Unfortunately, Frontier Publishing had to close up shop after a couple of years, and that may have been the end for Derrick’s writing career and his now-beloved character Dillon if Derrick’s friend and fellow writer Russ Anderson hadn’t cajoled him into sending the completed serial off to a publishing house for one last shot at getting his writing into print.
“If anybody has read and enjoyed my Dillon stories then they should go right now and send Russ a thank you email. If I’m Dillon’s daddy then Russ is his granddaddy,” Derrick said. “If it hadn’t been for Russ kicking me in the ass and throwing considerable support behind me to get that book published, you might not still be reading Dillon adventures today.”
Thanks to Russ, Dillon and the Voice of Odin was finally published in 2003 in paperback—or “dead tree format” as Derrick facetiously calls it—, Derrick’s professional writing career began in earnest.
Like many writers, Derrick is a voracious reader, and it was quite difficult for him to narrow down the list of writers who have influenced him over the years. “That would be a really long list if I had to name all the writers who have influenced me,” he said. “But I’ll just give you The Dirty Dozen of the writers I love the most and who I feel have influenced me the most: Robert E. Howard. Chester Himes. Roger Zelazny. Ishmael Reed. Mike Resnick. Jim Steranko. Ian Fleming. Larry McMurtry. Robert R. McCammon. Lester Dent. Charles Saunders. George C. Chesbro.”

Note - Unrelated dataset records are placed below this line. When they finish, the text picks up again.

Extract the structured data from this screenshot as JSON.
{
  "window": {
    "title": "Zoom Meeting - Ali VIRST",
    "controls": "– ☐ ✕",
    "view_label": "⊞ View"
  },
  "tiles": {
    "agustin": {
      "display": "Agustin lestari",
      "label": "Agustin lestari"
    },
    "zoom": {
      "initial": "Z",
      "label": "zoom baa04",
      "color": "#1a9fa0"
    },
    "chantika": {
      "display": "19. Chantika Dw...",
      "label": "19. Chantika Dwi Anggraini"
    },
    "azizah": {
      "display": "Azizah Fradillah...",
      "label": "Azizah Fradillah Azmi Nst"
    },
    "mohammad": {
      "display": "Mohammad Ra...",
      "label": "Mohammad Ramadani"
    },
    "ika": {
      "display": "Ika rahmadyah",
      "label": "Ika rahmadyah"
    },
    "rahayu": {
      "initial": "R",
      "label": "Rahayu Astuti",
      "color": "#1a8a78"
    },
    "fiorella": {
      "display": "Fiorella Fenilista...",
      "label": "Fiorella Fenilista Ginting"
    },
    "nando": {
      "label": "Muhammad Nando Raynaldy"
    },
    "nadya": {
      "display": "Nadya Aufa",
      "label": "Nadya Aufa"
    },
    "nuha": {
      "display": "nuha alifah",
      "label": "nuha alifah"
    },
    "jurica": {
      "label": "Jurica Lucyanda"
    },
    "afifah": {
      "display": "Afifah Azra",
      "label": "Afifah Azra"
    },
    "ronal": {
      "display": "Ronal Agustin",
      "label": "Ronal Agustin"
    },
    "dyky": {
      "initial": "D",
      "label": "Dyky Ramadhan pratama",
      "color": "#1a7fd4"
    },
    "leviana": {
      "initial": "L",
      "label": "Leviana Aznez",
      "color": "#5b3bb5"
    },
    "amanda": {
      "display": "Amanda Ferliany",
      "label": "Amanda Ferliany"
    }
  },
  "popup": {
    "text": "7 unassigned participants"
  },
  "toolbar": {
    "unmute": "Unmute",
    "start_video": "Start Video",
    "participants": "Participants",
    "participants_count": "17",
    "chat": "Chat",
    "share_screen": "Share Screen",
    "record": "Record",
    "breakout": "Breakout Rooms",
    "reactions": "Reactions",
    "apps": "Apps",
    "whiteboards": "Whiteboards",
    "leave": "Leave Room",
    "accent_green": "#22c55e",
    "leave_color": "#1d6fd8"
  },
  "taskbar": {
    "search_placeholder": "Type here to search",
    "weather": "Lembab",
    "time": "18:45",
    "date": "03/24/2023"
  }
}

What drives Derrick in his career as a writer? “I like telling stories,” he said. “It is no deeper than that. For some reason God gave me the gift of making up outrageous stories and the ability to communicate them in an entertaining manner through prose . . . What do I hope to achieve? That my stories can entertain and maybe make somebody’s day a little easier and maybe make them forget their troubles for a couple of hours.”